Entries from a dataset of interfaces

----

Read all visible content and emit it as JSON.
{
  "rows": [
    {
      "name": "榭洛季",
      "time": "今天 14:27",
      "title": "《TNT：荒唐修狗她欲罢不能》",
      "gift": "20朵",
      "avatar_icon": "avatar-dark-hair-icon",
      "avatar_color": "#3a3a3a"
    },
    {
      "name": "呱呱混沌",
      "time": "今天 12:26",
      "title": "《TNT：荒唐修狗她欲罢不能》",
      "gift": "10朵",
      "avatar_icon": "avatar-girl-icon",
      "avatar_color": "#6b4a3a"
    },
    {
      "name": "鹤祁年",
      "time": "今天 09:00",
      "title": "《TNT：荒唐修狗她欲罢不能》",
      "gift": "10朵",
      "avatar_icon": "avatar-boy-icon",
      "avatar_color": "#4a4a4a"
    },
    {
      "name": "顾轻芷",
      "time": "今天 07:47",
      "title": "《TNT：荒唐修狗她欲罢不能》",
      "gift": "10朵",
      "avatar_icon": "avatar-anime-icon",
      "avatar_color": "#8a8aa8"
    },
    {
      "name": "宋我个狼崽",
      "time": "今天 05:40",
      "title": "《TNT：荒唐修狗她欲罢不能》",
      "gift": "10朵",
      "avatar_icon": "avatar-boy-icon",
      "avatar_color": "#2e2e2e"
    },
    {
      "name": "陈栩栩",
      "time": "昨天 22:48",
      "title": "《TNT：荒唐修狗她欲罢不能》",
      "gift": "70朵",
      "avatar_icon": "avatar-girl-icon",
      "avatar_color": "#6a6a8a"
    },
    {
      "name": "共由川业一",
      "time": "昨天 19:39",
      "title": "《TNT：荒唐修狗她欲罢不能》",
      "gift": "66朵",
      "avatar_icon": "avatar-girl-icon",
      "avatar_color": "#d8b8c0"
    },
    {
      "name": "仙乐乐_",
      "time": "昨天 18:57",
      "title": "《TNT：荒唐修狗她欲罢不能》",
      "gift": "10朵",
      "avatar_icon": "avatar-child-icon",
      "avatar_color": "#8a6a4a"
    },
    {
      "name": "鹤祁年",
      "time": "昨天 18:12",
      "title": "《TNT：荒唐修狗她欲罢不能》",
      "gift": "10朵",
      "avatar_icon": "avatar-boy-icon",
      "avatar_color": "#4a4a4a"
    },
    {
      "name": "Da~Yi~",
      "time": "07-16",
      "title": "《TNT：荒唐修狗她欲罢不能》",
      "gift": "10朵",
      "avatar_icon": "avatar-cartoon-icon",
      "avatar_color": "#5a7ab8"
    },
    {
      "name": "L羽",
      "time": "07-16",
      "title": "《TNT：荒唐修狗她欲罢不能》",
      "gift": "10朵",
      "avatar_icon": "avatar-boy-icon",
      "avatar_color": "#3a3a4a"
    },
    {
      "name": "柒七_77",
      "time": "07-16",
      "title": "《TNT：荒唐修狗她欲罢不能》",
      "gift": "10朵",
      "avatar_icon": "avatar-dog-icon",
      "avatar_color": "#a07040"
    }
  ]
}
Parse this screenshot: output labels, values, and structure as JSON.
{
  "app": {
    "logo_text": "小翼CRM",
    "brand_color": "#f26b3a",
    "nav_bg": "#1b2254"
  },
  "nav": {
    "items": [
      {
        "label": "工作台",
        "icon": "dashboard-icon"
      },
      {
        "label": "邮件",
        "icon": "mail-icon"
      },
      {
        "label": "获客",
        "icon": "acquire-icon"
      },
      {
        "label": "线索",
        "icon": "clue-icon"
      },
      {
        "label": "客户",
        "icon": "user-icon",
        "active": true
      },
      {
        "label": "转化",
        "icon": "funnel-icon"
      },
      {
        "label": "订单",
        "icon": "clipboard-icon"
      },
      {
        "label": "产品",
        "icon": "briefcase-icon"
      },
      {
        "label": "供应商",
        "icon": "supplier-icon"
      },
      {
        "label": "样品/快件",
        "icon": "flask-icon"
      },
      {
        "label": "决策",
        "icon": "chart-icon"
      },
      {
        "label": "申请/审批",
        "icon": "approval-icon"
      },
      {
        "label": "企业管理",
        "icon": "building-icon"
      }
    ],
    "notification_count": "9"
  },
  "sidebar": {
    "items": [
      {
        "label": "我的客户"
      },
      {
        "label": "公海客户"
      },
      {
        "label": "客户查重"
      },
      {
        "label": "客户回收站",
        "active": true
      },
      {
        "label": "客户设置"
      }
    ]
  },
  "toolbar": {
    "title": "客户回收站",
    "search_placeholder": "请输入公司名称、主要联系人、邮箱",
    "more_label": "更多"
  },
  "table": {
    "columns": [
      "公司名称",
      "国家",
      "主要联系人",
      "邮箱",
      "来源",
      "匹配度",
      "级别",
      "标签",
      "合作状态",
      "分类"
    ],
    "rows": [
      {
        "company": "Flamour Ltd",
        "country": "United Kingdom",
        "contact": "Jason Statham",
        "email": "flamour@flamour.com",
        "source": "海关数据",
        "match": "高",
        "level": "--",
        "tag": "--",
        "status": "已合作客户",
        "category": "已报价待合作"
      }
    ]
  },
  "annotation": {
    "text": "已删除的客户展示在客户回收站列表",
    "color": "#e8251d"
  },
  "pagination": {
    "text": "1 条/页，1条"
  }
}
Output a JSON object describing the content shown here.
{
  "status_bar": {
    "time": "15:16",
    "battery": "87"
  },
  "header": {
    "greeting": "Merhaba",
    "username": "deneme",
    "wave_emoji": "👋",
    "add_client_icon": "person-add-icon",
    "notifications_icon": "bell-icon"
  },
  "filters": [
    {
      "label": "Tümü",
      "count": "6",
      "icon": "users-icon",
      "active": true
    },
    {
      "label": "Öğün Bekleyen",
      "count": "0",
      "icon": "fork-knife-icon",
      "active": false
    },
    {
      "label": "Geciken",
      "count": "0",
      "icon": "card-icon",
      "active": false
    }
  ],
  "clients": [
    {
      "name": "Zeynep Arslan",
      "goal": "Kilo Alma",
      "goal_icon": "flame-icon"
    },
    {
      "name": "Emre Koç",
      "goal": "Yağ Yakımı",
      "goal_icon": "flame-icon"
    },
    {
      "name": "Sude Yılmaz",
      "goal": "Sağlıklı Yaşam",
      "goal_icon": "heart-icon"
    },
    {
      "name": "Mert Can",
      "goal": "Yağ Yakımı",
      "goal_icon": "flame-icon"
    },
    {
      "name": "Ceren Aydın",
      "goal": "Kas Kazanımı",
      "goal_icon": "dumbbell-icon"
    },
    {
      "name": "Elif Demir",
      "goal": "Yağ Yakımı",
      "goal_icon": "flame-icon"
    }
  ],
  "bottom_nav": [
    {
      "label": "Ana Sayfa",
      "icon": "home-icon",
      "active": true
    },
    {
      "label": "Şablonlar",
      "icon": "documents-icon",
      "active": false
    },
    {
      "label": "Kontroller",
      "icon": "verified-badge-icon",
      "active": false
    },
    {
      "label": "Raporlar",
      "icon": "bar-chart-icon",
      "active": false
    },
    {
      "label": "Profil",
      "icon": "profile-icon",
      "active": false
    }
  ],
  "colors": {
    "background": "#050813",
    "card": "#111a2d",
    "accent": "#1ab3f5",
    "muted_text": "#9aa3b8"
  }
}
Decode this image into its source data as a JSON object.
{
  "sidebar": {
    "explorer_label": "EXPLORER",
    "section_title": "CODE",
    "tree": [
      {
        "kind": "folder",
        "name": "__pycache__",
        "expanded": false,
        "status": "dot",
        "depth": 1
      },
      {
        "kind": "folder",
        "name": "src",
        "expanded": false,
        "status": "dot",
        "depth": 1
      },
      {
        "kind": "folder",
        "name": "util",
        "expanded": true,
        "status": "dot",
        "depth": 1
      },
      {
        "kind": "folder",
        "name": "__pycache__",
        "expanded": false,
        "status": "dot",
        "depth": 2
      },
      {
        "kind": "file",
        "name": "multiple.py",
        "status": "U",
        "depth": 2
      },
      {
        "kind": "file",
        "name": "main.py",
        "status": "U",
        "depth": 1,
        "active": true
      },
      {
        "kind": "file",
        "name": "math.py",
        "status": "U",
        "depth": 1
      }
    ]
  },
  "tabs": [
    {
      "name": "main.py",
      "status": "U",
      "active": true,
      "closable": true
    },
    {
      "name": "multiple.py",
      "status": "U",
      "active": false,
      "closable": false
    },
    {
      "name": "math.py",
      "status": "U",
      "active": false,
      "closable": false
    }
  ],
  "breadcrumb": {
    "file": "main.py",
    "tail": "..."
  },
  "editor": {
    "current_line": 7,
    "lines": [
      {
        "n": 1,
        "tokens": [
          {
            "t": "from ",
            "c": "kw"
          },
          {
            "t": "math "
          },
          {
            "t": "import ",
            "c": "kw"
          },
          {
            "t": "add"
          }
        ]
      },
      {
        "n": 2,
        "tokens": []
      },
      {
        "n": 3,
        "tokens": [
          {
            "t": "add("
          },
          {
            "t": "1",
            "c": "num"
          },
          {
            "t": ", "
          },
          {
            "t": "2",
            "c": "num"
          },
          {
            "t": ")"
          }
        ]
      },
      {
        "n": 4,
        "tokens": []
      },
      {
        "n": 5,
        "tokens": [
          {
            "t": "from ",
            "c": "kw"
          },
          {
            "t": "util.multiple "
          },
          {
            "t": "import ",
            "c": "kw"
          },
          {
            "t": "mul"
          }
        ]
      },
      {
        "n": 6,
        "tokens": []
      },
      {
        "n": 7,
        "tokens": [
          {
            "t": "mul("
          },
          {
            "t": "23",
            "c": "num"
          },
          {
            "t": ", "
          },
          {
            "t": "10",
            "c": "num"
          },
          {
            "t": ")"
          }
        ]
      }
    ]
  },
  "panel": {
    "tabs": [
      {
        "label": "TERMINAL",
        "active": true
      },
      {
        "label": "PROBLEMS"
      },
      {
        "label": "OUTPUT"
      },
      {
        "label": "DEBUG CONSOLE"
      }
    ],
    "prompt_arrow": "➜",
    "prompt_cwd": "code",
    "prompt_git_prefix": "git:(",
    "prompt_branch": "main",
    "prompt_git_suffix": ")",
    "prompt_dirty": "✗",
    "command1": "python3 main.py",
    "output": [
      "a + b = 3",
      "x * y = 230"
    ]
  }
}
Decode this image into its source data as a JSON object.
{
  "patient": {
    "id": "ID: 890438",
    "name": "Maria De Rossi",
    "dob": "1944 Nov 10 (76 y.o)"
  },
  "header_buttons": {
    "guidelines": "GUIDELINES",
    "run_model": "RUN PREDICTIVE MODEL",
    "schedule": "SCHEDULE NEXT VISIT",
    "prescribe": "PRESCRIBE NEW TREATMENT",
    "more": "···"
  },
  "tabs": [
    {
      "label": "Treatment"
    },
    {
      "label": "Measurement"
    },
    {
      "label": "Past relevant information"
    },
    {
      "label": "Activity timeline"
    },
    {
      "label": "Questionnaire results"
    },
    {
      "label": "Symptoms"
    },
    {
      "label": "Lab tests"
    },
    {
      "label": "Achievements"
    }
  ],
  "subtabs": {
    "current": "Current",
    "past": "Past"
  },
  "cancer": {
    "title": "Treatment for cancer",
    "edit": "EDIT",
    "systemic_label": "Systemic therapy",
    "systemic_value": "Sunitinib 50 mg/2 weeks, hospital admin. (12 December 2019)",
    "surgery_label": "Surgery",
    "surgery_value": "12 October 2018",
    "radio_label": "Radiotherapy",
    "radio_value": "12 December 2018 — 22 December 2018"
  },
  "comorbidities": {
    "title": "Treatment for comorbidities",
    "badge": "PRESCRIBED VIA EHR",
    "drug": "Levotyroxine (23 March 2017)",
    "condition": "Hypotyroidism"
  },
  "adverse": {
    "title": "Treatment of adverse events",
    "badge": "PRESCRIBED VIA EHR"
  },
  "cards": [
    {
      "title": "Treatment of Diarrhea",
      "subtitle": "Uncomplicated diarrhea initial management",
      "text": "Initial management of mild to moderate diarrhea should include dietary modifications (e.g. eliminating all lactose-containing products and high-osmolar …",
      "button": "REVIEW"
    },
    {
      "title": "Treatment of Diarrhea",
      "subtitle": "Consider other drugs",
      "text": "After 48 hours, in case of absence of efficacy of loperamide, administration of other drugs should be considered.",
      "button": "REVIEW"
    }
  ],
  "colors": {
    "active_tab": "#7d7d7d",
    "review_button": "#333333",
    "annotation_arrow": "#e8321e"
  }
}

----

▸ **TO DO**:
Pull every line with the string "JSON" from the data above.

▸ **REPLY TO THE EXERCISE**:
Read all visible content and emit it as JSON.
Parse this screenshot: output labels, values, and structure as JSON.
Output a JSON object describing the content shown here.
Decode this image into its source data as a JSON object.
Decode this image into its source data as a JSON object.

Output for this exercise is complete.